The film opens with an introduction of our inner circle of characters. Their dynamic is nothing special; they interact as a normal midwestern American group of friends. One of the most interesting characters is ‘Yara’ played by Olivia Luccardi who in this opening scene is shown reading ‘The Idiot’ by Fyodor Dostoevsky. A little research into the novel provides some insight into why it was mentioned 3 times in the film, and what the director was trying to say by including it.
‘The Idiot’ is about a prince who is seen as an idiot because of his simplistic and easy going nature amidst tragedy and complex situations. Much like our inner circle of characters, they too can be perceived as “idiots”. They are, by midwestern American standards, pretty normal and are being faced with a complex situation unlike their daily lives. This pack of “idiots” is followed throughout their journey of not only trying to escape the entity to buy time but also to decide whether or not Jay will transfer It to someone else.
The lead character, Jamie or Jay for short, is one of the few victims in this movie who is told about what she is given. The boy giving her this special gift, Hugh, offers a seemingly simple solution: have sex with someone else and hope they pass it along so It doesn’t come back to her. Throughout, Jay struggles with the idea of knowingly condemning someone to this fate despite the many boys around her who offer to help ease her suffering. Drawing eerie parallels to how contracting an STD can twist your life upside down. While Jay has friends who are trying to help with this problem that they themselves cannot see, one must wonder how isolating this type of problem could be for someone who is not as lucky.

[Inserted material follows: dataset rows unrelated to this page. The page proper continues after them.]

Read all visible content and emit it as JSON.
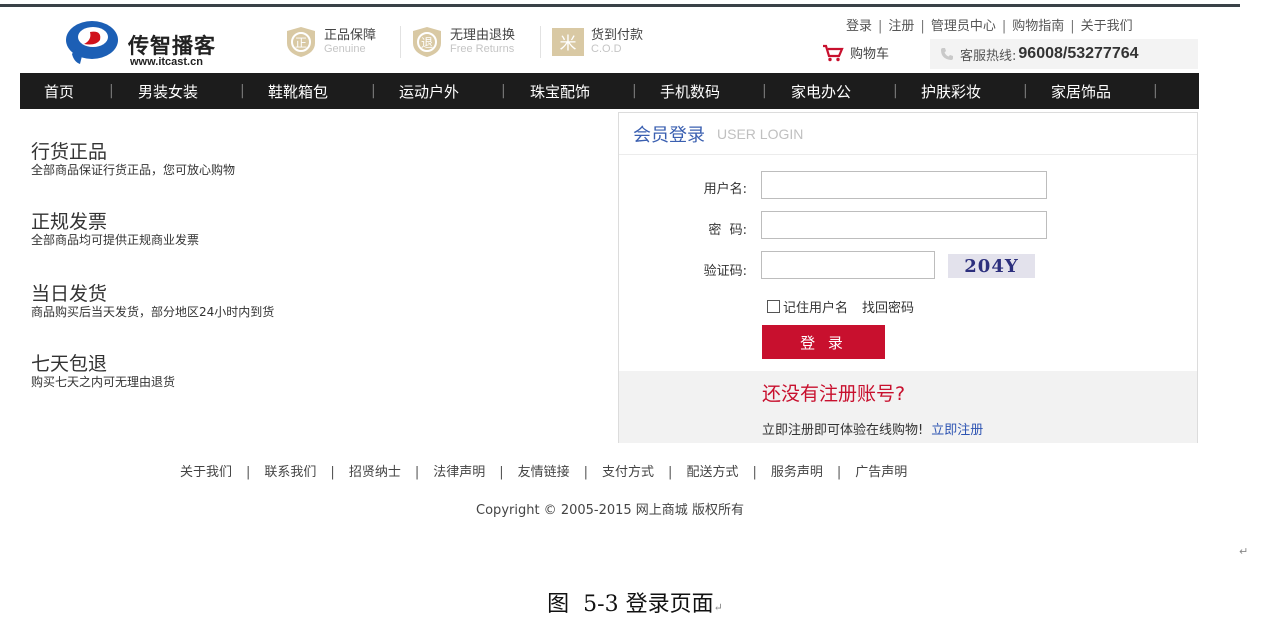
{
  "header": {
    "logo_title": "传智播客",
    "logo_url": "www.itcast.cn",
    "promos": [
      {
        "title": "正品保障",
        "sub": "Genuine",
        "icon": "正"
      },
      {
        "title": "无理由退换",
        "sub": "Free Returns",
        "icon": "退"
      },
      {
        "title": "货到付款",
        "sub": "C.O.D",
        "icon": "米"
      }
    ],
    "top_links": [
      "登录",
      "注册",
      "管理员中心",
      "购物指南",
      "关于我们"
    ],
    "cart_label": "购物车",
    "hotline_label": "客服热线:",
    "hotline_number": "96008/53277764"
  },
  "nav": {
    "items": [
      "首页",
      "男装女装",
      "鞋靴箱包",
      "运动户外",
      "珠宝配饰",
      "手机数码",
      "家电办公",
      "护肤彩妆",
      "家居饰品"
    ]
  },
  "features": [
    {
      "title": "行货正品",
      "desc": "全部商品保证行货正品，您可放心购物"
    },
    {
      "title": "正规发票",
      "desc": "全部商品均可提供正规商业发票"
    },
    {
      "title": "当日发货",
      "desc": "商品购买后当天发货，部分地区24小时内到货"
    },
    {
      "title": "七天包退",
      "desc": "购买七天之内可无理由退货"
    }
  ],
  "login": {
    "title": "会员登录",
    "subtitle": "USER LOGIN",
    "username_label": "用户名:",
    "password_label": "密  码:",
    "captcha_label": "验证码:",
    "username_value": "",
    "password_value": "",
    "captcha_value": "",
    "captcha_text": "204Y",
    "remember_label": "记住用户名",
    "find_password": "找回密码",
    "submit": "登 录",
    "register_title": "还没有注册账号?",
    "register_text": "立即注册即可体验在线购物!",
    "register_link": "立即注册"
  },
  "footer": {
    "links": [
      "关于我们",
      "联系我们",
      "招贤纳士",
      "法律声明",
      "友情链接",
      "支付方式",
      "配送方式",
      "服务声明",
      "广告声明"
    ],
    "copyright": "Copyright © 2005-2015 网上商城 版权所有"
  },
  "caption": "图  5-3 登录页面",
  "colors": {
    "accent_red": "#c8102e",
    "link_blue": "#2f55b3",
    "nav_bg": "#1c1c1c",
    "logo_blue": "#1c5fb5",
    "logo_red": "#d0121b"
  }
}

In the sweetest monologue ever presented after spontaneous car sex, Jay talks about how she used to wish to be older. To be able to go on dates and drive around with friends. With no set destination, she seemed to only long for the moment of being free. It is ironic and quite twisted when you understand that this thing has given Jay her dream only it is devoid of freedom. She is given a nightmare that in order to escape she must condemn another to her fate. ‘It Follows’ offers a peek into the frightening world of being a sexually active adult in today's times. While events like the AID crisis are not far from present day, contraction of such diseases are not always a death sentence but ‘It Follows’ presents that feeling of a monster trying to destroy you for giving into one of humanity's most primal pleasures.